Wednesday

I'm working on a manuscript. Should I save files directly to Dropbox?

If you are writing a report, thesis, or book manuscript, you will naturally feel paranoid about losing the file or changes to the file. A lot of people wonder whether Dropbox is safe for saving files directly. My answer is yes -- you can save directly to the Dropbox folder on your hard drive. It's much easier than saving them to your "My Documents" folder and transferring them over to Dropbox later.

There shouldn't be any issues as long as your Dropbox allotment or empty disk space on your hard drive isn't running out. Sync with your master Dropbox account will automatically take place in the background unless the network connection is turned off or is too weak.

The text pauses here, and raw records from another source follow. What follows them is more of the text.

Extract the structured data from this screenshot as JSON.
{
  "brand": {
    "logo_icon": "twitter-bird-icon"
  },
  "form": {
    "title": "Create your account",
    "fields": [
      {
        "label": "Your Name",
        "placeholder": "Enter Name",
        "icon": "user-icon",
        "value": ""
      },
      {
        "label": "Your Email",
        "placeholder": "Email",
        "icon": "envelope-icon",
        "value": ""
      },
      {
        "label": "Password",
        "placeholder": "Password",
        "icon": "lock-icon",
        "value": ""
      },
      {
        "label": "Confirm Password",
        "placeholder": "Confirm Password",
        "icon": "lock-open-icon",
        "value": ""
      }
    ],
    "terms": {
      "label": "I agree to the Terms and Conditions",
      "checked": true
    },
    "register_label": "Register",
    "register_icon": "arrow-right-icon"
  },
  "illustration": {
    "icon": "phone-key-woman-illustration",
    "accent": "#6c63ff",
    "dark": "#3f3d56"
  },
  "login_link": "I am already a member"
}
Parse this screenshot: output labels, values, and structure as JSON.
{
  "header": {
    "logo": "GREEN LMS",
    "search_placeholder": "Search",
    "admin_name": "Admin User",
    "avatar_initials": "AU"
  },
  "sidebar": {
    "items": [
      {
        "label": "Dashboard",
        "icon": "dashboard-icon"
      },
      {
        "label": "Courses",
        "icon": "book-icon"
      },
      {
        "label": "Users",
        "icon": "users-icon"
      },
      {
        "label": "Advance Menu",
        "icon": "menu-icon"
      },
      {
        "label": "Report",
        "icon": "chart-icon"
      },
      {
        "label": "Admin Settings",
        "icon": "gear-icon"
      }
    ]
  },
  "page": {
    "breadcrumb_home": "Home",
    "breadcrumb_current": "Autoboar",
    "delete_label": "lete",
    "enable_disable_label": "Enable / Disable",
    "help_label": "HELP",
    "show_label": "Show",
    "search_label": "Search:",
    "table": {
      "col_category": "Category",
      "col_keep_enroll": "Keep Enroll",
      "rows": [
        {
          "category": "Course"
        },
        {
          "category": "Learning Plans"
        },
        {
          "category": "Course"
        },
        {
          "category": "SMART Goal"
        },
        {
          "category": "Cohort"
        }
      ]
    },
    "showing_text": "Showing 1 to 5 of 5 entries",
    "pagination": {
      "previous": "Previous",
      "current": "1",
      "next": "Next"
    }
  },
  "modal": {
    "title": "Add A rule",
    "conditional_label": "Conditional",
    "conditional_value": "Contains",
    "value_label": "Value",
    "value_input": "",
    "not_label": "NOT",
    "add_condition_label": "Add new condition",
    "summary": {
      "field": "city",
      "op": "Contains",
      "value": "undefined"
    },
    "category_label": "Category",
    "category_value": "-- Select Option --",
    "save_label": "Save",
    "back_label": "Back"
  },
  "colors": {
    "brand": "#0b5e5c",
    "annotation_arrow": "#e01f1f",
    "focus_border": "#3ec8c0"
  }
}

Note that Dropbox lets you recover earlier versions of a file if the change was made in the last 30 days. You can do this via the Dropbox website. This means that should you suddenly discover the file has been corrupted, you can hopefully return to a more recent uncorrupted version of the file.

However, if the file was last changed more than 30 days ago, you'll be stuck with the most recent version -- that is, the corrupted version. For this reason I periodically save new versions of the file (usually appended with the date in the file name) in Dropbox so I will always have a slightly dated backup version to turn to, even if I haven't edited the master file in 30 days.